Start of Block

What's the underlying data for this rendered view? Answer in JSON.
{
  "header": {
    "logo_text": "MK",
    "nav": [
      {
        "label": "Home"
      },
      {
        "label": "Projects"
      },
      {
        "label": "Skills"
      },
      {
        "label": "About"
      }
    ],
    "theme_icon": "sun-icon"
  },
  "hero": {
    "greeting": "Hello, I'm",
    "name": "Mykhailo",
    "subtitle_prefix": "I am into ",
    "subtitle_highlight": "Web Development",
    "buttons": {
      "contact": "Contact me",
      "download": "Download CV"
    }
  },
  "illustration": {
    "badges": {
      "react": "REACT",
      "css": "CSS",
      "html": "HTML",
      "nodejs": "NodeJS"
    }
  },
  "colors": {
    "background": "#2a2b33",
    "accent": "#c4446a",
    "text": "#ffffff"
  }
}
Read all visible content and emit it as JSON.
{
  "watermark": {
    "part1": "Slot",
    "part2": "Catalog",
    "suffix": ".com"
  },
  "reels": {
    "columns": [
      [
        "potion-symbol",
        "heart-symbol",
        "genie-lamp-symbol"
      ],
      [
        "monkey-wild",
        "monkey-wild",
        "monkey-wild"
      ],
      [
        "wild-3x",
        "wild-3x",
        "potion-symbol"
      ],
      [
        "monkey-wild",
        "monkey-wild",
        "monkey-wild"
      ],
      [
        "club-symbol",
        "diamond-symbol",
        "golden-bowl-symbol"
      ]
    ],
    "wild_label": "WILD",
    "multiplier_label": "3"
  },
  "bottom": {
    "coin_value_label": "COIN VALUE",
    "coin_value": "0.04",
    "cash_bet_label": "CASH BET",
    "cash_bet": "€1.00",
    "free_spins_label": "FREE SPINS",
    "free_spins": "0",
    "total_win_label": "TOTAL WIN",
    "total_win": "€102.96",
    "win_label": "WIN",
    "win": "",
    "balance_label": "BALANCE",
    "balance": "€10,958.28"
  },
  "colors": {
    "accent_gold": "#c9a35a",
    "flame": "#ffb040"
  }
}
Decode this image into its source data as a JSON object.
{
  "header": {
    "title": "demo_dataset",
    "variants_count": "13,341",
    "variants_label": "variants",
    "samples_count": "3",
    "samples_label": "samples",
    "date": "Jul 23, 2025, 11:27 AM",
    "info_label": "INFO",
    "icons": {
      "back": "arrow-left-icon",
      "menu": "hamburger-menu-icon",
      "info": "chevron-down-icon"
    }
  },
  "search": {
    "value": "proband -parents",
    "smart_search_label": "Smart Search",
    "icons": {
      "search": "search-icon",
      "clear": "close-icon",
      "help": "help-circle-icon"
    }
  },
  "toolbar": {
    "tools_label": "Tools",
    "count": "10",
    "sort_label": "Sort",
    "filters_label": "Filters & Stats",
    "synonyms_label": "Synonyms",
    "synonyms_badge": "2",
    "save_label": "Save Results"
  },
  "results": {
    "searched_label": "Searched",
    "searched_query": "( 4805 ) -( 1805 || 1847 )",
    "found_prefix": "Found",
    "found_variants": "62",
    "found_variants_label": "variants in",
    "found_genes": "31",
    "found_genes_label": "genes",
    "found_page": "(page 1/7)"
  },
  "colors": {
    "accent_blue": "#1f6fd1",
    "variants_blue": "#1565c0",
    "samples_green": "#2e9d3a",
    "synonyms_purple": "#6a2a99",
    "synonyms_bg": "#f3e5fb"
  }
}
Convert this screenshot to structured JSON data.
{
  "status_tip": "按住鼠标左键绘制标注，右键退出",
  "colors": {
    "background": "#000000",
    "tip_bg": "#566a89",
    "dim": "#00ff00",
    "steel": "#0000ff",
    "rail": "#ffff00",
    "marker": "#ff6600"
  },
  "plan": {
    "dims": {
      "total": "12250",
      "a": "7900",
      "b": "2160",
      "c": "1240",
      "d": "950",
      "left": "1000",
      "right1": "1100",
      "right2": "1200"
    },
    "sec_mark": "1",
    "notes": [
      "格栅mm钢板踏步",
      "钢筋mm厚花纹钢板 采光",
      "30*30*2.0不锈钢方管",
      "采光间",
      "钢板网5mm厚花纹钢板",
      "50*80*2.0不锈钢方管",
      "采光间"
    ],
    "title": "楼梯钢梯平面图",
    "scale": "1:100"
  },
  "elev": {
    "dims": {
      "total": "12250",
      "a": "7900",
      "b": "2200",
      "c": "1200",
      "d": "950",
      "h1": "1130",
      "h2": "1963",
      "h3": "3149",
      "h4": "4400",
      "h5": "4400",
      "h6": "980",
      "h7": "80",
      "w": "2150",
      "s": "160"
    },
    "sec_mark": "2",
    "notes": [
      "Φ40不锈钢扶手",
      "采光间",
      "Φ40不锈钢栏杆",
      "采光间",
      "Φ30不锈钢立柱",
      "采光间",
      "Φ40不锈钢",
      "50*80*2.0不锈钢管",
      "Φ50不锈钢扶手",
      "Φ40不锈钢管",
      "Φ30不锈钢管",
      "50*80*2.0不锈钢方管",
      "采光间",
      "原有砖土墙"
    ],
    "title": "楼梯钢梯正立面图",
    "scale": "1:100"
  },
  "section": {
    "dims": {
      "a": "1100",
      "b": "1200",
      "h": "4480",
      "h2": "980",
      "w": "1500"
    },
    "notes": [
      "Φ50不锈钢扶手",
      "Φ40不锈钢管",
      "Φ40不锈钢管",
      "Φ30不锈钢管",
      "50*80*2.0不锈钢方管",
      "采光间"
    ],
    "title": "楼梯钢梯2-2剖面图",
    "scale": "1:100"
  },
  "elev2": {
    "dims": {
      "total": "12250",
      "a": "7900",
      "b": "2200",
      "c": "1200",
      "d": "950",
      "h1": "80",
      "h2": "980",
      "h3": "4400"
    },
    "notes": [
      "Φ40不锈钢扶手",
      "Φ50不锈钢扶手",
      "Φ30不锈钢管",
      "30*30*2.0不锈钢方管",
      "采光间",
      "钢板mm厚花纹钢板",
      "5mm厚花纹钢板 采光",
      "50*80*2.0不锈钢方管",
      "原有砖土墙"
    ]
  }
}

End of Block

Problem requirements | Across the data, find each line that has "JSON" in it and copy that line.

Exercise solution |
What's the underlying data for this rendered view? Answer in JSON.
Read all visible content and emit it as JSON.
Decode this image into its source data as a JSON object.
Convert this screenshot to structured JSON data.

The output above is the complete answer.